So, it’s a good thing that Philip was a newbie and didn’t know the finer points of Torah. In his ignorance of the law, he is open to the Spirit’s nudgings. Luke presents here a picture of the new covenant community where nothing prevents one from being joined to Christ, because, in Christ God has joined himself to human flesh, to all of creation, for the sake of reconciliation, for the sake of love.

Philip – commissioned for the task of hospitality – extends hospitality and baptizes the Ethiopian eunuch, joining him into the family of God.  Right there.  Along a desert highway. And an oasis – a return to Eden in the midst of barren thistles and thorns – a fertile spot, appeared for a eunuch, and a brother was formed for a homeless disciple on the road. So, whose conversion was it?   

Perhaps the readers of every generation.

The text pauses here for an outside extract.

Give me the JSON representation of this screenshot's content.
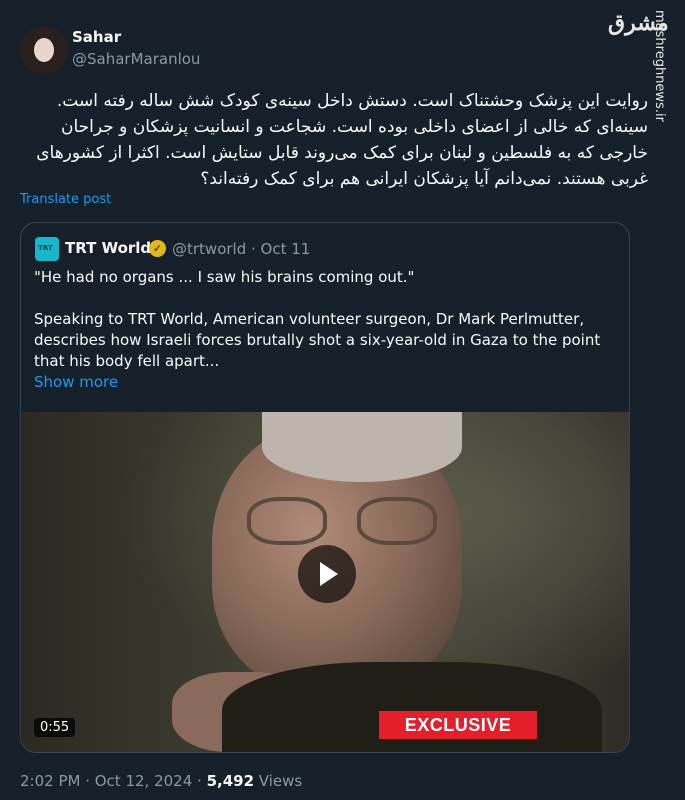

God works in mysterious ways. What will you do with the surprising possibilities that arise when you’re pretty sure you’re riding alone down a desert road?

Or when you’re pretty sure you are the one with the answers?

Growth and grace, mystery and vulnerability – it’s all here in the story of a hot day on a desert highway.

       Oh, and the Spirit of God? She was understandably pleased with the results of this “chance” meeting and sent them on the way rejoicing.

Breathe on us, Breath of God. Encourage us, too, to go and join. There is grief to feel, pain and suffering to acknowledge, lives to commemorate, and celebrate … and may the winds, the spirit or breath of change be on the move for Love’s sake.

Hymn – When We Are Living

verse 1 in Spanish, then vs. 1-3 in English

Pues si vivimos para Él vivimos
y si morimos para él morimos.
Sea que vivamos o que muramos,
somos del Señor, somos del Señor.

When we are living, it is in Christ Jesus,
and when we’re dying, it is in the Lord.
Both in our living and in our dying,
we belong to God; we belong to God.

‘Mid times of sorrow and in times of pain,
when sensing beauty or in love’s embrace,
whether we suffer, or sing rejoicing,
we belong to God; we belong to God.

Across this wide world, we shall always find
those who are crying with no peace of mind,
but when we help them, or when we feed them,
we belong to God; we belong to God.

Text: st. 1, based on Romans 14:8; tr. Elise S. Eslinger
st. 2-3, Roberto Escamilla; tr. George Lockwood
Music: Spanish traditional

Statement of Faith

I arise today
Through God’s strength to pilot me; God’s might to uphold me,
God’s wisdom to guide me.

I arise today trusting that Christ is with me;
Christ as a light to illumine and guide me,
Christ as a shield, over shadows me,
Christ under me, Christ over me
Christ beside me, on my left and my right.

I arise today believing in the Holy Spirit;
giving life to all life, moving all creatures, the root of all things,
washing them clean, wiping out their mistakes, healing their wounds.

O God, you all in all, you are our true life:
luminous, wonderful, awakening the heart from its ancient sleep.          

~ adapted fromSt. Patrick (ca. 377) and Hildegard of Bingen (1098-1179)

Prayers of Intercession

Lord’s Prayer

Our Father in heaven, hallowed be your name,
your kingdom come, your will be done,
on earth as in heaven.
Give us today our daily bread and forgive us our sins
as we forgive those who sin against us.
Save us from the time of trial and deliver us from evil.
For the kingdom, the power, and the glory are yours, now and forever. Amen


Hymn – We Know that Christ is Raised

We know that Christ is raised and dies no more.
Embraced by death, he broke its fearful hold,
and our despair he turned to blazing joy.

We share by water in his saving death.
Reborn, we share with him an Easter life
as living members of a living Christ.

The Father’s splendor clothes the Son with life.
The Spirit’s power shakes the church of God.
Baptized, we live with God, the Three in One.

A new creation comes to life and grows
as Christ’s new body takes on flesh and blood.
The universe, restored and whole, will sing:

Text: John B. Geyer
Music: Charles v. Stanford


Go into this week with the strength you have.
Go simply, lightly, gently
Go in search of Love.
And trust that the Spirit of God goes with you.  Amen


Chris Johansen